Dataset rows describing interfaces
□ □ □ □ □ □ □
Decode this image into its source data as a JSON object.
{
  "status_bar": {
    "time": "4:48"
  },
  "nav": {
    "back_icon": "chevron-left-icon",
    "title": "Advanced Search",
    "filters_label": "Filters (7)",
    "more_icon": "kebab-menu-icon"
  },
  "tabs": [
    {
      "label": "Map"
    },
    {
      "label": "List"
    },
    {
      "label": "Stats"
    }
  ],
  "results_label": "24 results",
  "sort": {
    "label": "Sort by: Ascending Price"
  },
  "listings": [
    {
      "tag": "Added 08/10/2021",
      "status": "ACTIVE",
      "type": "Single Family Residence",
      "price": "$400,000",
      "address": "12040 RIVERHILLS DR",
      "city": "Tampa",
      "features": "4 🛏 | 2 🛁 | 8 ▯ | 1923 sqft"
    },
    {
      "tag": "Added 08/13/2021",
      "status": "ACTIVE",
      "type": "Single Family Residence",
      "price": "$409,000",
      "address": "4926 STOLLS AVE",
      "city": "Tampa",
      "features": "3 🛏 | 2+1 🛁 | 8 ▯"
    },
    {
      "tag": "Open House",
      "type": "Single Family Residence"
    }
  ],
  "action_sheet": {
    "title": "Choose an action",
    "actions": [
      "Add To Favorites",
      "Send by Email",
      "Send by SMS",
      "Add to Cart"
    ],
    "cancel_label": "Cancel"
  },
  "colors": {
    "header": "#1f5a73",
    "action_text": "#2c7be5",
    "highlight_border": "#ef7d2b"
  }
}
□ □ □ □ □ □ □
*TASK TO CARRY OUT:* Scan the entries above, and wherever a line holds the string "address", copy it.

*ANSWER SECTION:*
      "address": "12040 RIVERHILLS DR",
      "address": "4926 STOLLS AVE",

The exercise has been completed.